“England look like they could score at any moment or concede at any moment!”

The first 10 minutes of this game proving his point exactly, with England looking on the brink of opening the score at one end and then, almost in the blink of an eye, conceding at the other.

Ecuador’s first goal was well worked by the South American side but ultimately it was the disarray and mistakes of this makeshift England defence that led to them being 1-0 down on the 8th minute. The goal was a lightning bolt of a header by Ecuador’s Enner Valencia but Luke Shaw, whether he has international experience or not, should do much better at basic practices like marking goal-side.


Not too long after, Ecuador again had England’s defence at sixs-and-sevens, making them look very unsettled as they passed the ball around England’s goal area, ultimately Foster handled the shot comfortably.

The game remained very open though, both teams having good chances, and with half an hour gone England equalized. It was a scrappy one and required a very strong call for handball against Ricky Lambert, who then back-heeled an attempt against the post. The ball ricocheted straight back and the new Liverpool man and Rooney both lashed at it, Rooney making the vital contact to put the ball in the net.


The second half started with no England changes, which hugely helped their strive to forge this group into a more solid unit and 6 minutes into the half they were ahead. Everton’s Ross Barkley produced another of his penetrating runs, bursting through the Ecuadorians and laying it up for Lambert, who thundered it home with the outside of his boot.


Oxlade-Chamberlain and Barkley both looked very potent for England, many times making runs that carved through their opponents with apparent ease, and both of these men made strong cases to be in Hodgson’s starting line-up in Brazil.

Raheem Sterling came on when The Ox was hurt in a hard challenge and knew he had to perform well, but he wasn’t on the pitch long enough to really make his mark before getting a harsh red card for a sliding tackle on Manchester United’s Antonio Valencia. It was debatable that Sterling even committed a foul but Valencia’s reaction of violence led the referee to over-react.


Ecuador substitute, Michael Arroyo of Mexican club Atlante, had been on the pitch for just 2 minutes when he leveled the scoreline with an absolute belter from outside the box. England gave him too much room and time and were punished for it.

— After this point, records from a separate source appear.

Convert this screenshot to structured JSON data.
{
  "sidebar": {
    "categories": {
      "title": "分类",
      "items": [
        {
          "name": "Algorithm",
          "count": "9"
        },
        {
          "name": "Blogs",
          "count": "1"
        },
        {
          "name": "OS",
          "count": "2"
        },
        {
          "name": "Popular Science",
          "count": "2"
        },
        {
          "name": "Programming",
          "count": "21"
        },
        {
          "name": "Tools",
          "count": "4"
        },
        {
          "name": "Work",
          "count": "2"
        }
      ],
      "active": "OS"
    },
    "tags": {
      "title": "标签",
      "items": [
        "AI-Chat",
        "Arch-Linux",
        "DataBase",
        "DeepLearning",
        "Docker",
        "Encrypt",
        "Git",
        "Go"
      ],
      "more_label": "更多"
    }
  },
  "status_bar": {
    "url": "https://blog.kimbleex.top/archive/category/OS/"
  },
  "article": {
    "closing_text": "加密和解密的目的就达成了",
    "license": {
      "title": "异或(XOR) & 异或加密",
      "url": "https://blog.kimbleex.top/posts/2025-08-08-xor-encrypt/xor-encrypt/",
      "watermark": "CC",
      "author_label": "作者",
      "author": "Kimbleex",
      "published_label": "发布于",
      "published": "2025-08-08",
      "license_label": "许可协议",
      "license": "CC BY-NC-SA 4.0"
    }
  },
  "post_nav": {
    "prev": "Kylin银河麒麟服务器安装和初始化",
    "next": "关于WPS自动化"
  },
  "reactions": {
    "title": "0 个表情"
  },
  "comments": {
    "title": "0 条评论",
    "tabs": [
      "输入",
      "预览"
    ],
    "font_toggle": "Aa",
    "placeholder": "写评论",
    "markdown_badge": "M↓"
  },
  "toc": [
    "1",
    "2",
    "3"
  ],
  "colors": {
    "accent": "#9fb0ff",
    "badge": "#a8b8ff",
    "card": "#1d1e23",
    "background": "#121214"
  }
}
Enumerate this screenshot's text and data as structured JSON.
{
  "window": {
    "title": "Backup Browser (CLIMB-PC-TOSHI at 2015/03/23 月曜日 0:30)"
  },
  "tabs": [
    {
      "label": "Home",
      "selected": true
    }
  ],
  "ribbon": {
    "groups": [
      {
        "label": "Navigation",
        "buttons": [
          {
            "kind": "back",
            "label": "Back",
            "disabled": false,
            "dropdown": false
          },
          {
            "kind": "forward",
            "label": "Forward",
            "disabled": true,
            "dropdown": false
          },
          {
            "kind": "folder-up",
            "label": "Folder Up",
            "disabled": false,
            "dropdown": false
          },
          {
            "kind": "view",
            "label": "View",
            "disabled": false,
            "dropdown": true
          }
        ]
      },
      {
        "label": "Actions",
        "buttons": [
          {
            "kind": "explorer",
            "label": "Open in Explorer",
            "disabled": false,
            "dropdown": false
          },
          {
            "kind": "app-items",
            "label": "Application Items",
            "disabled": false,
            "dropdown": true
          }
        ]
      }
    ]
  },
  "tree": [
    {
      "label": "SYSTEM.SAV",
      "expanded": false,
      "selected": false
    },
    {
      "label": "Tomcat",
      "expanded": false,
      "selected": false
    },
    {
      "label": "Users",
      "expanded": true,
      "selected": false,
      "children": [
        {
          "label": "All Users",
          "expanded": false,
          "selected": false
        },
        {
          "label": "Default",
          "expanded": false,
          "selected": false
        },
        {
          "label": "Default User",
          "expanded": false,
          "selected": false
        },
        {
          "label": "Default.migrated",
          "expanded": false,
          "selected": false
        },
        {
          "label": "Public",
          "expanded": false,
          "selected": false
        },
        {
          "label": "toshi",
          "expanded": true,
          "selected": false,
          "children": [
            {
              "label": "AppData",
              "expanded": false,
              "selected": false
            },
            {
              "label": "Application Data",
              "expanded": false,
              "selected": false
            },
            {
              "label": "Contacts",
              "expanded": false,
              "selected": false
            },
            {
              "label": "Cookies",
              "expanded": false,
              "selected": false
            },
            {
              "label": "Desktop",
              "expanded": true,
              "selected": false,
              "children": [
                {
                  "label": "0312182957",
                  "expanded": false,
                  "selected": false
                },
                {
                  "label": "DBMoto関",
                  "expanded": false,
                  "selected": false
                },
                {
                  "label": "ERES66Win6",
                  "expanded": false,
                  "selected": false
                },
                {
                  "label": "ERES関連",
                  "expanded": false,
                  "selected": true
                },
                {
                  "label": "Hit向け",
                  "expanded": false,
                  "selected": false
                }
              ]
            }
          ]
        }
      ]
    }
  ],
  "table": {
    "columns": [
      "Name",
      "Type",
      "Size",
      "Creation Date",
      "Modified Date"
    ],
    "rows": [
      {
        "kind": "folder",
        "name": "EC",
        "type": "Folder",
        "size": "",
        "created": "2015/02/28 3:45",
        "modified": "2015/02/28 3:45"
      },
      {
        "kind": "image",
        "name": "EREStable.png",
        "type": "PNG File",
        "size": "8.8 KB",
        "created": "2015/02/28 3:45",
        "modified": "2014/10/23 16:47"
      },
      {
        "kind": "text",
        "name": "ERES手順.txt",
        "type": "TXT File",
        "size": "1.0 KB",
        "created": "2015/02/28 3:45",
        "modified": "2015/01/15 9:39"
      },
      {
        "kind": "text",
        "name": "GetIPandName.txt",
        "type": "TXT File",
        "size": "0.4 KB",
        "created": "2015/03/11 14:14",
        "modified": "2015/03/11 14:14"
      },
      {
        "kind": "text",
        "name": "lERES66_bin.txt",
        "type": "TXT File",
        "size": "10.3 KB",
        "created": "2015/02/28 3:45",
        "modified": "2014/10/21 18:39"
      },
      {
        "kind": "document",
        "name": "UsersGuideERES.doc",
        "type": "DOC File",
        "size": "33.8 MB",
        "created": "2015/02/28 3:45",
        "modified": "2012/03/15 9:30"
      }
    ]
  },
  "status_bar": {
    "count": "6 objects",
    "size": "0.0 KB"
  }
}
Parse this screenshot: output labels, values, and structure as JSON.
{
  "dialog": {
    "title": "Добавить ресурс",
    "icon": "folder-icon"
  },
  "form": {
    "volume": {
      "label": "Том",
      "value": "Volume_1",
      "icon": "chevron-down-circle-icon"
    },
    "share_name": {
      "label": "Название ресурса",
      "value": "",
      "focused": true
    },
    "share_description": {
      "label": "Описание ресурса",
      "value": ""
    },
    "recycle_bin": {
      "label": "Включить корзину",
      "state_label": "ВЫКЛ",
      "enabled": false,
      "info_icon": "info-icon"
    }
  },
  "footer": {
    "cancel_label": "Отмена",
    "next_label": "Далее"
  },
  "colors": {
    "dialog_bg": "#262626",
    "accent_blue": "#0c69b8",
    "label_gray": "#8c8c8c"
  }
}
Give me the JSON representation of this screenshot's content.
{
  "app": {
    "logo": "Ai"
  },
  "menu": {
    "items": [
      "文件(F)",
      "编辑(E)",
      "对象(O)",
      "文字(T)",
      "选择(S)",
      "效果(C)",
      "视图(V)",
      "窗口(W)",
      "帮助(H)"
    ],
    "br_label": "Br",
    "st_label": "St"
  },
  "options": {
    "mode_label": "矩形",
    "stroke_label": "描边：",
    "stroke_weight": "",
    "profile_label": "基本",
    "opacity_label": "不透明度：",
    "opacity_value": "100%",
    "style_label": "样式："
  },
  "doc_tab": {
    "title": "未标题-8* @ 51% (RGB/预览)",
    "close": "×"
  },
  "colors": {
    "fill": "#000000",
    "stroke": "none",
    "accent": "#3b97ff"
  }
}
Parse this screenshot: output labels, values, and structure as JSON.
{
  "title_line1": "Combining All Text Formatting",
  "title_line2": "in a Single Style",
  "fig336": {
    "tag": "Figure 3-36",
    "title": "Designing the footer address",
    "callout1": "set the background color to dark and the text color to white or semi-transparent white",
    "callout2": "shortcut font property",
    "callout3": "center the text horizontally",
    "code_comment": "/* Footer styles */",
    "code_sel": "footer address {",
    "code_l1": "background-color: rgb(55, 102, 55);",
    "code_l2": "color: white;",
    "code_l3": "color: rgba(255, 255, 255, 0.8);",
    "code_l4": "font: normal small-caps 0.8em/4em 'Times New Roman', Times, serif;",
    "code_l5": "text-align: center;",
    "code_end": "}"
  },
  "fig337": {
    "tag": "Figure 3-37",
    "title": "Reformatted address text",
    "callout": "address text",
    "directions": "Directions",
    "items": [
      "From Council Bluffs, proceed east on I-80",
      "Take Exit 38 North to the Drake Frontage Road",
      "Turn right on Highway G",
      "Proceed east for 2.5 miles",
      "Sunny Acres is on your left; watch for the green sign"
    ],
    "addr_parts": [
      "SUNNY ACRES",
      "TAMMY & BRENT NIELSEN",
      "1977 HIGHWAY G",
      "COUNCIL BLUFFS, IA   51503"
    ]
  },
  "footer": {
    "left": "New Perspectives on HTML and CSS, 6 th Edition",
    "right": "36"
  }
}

The biggest concern for England is how Oxlade-Chamberlain has been affected by the challenge that saw him leave the field.


If England can shore up their defence, will the excitement of their dangerous attacking play be enough for them when they face the big nations?